Activity:
Search the material for the string "time", then return every line where it is found.

* * * *

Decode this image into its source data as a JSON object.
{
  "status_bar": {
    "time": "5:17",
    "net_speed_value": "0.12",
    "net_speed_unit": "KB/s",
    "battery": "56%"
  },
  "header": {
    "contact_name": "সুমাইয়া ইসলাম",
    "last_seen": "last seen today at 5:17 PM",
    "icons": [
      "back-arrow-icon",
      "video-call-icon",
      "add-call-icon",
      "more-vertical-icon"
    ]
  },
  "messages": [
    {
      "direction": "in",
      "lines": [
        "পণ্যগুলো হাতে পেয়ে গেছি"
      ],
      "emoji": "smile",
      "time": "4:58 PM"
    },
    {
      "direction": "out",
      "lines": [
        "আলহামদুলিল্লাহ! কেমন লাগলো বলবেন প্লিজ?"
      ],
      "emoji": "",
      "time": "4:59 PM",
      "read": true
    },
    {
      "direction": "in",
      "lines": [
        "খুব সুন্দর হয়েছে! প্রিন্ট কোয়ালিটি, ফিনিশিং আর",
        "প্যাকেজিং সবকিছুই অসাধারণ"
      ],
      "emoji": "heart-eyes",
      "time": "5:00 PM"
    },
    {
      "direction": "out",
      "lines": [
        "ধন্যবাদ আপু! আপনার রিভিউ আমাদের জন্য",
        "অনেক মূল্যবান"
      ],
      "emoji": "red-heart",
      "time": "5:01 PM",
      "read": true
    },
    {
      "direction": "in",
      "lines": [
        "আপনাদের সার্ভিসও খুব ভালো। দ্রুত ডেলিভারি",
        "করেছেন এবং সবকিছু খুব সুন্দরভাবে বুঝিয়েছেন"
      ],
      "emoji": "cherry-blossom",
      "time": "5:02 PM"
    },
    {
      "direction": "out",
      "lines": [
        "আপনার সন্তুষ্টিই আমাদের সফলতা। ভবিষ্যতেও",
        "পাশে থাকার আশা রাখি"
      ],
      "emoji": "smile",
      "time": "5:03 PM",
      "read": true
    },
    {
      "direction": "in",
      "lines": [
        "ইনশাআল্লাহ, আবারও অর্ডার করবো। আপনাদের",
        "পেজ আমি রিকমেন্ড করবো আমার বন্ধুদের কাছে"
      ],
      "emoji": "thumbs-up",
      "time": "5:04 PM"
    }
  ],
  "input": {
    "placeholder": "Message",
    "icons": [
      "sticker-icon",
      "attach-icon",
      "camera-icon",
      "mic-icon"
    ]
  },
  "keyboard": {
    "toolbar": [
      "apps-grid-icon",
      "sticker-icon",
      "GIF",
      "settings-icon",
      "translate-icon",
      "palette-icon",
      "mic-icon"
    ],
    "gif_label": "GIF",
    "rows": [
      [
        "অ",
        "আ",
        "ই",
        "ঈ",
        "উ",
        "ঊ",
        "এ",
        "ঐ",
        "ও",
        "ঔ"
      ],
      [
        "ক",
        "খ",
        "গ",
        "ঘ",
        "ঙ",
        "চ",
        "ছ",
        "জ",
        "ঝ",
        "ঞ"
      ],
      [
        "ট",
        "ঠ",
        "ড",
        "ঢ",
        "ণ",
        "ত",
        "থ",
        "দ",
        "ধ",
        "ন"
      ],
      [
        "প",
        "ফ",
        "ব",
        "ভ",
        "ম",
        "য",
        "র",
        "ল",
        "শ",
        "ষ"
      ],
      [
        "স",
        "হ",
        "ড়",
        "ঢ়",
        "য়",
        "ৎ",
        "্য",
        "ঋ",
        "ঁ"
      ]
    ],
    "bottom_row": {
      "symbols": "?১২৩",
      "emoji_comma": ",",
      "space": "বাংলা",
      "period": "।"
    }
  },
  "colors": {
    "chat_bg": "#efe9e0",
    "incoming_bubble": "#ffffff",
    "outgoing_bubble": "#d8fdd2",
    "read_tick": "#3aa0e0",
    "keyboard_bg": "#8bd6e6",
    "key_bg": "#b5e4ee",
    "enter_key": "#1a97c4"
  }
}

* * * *

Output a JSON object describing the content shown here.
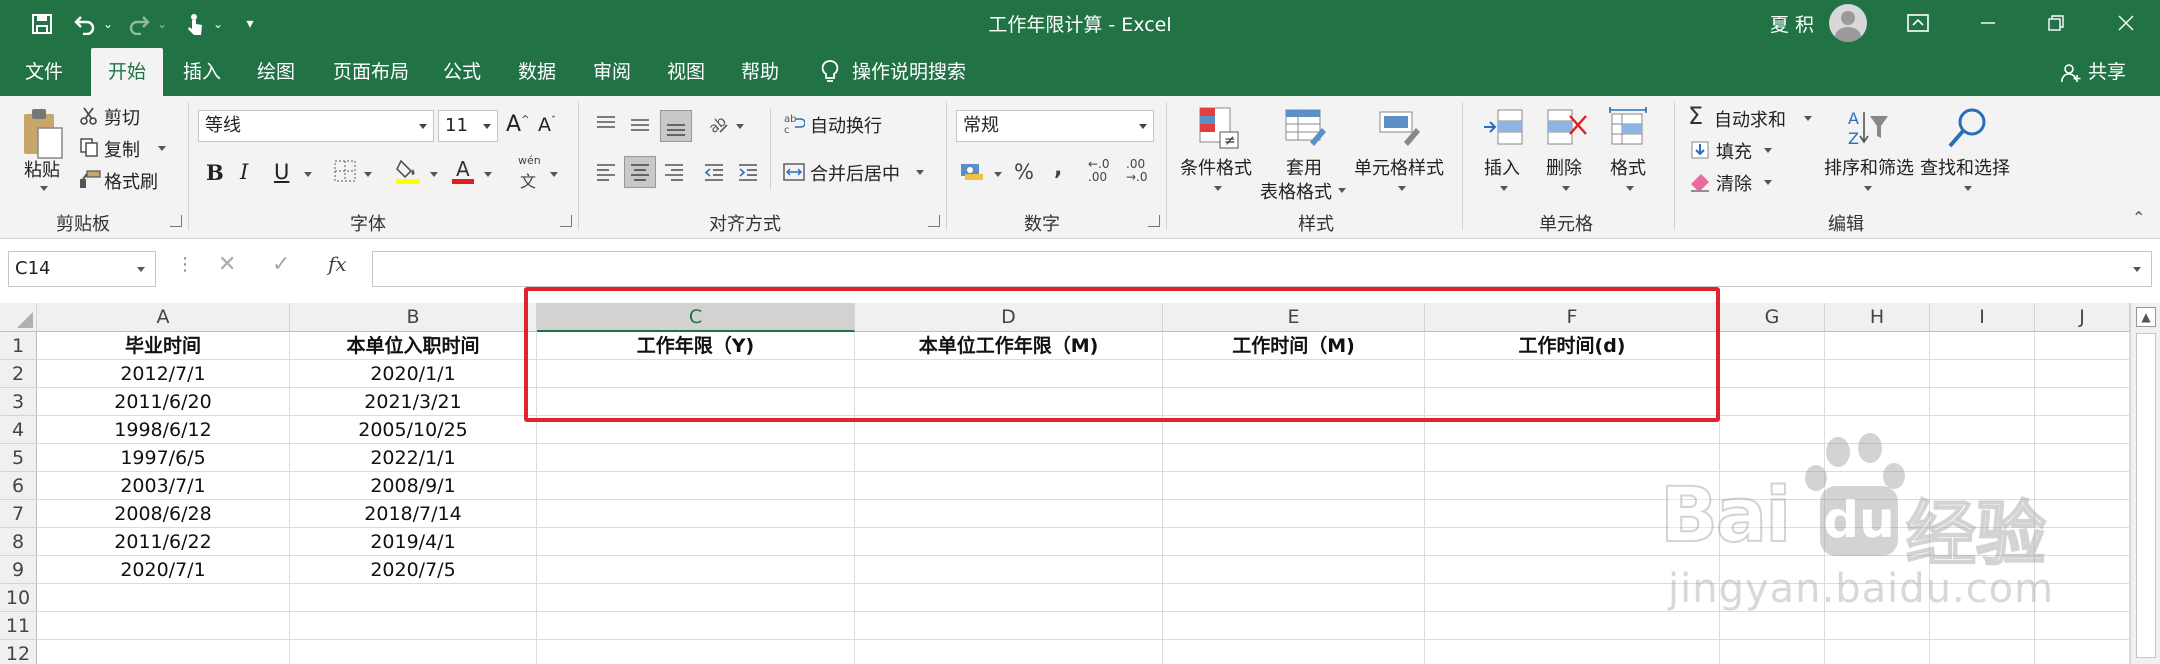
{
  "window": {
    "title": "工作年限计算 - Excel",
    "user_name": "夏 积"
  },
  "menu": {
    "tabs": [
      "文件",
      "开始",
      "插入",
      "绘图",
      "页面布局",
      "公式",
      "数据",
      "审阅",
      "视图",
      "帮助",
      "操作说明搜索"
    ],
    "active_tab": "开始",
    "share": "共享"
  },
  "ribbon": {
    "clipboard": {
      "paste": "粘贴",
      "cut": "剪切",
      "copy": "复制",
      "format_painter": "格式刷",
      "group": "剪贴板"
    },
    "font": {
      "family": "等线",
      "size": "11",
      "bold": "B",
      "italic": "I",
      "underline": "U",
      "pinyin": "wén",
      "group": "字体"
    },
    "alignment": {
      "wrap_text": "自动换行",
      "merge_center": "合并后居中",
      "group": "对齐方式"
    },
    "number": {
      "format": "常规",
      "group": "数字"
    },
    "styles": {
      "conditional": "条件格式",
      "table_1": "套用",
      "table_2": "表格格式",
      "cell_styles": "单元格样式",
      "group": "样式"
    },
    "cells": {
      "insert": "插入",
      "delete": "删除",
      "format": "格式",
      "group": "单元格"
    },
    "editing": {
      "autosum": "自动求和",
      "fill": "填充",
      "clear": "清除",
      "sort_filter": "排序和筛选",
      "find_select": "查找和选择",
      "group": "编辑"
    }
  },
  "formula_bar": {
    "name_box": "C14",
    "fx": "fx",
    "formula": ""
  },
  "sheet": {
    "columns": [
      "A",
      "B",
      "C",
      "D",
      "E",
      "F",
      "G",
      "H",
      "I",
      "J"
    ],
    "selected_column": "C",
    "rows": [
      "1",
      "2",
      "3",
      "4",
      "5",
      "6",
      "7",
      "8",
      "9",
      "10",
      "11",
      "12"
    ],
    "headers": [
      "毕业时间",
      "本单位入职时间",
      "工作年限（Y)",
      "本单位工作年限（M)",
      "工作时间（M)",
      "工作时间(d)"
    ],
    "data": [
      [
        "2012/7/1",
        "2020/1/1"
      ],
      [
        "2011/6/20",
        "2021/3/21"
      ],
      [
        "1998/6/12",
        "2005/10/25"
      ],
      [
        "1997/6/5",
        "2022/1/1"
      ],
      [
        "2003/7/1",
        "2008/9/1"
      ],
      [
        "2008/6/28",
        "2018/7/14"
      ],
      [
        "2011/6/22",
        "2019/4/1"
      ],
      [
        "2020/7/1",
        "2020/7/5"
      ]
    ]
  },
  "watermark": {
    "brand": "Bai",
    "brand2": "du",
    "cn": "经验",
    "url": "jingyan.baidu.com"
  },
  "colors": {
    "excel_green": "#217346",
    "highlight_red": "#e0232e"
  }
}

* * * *

Result:
    "time": "5:17",
      "time": "4:58 PM"
      "time": "4:59 PM",
      "time": "5:00 PM"
      "time": "5:01 PM",
      "time": "5:02 PM"
      "time": "5:03 PM",
      "time": "5:04 PM"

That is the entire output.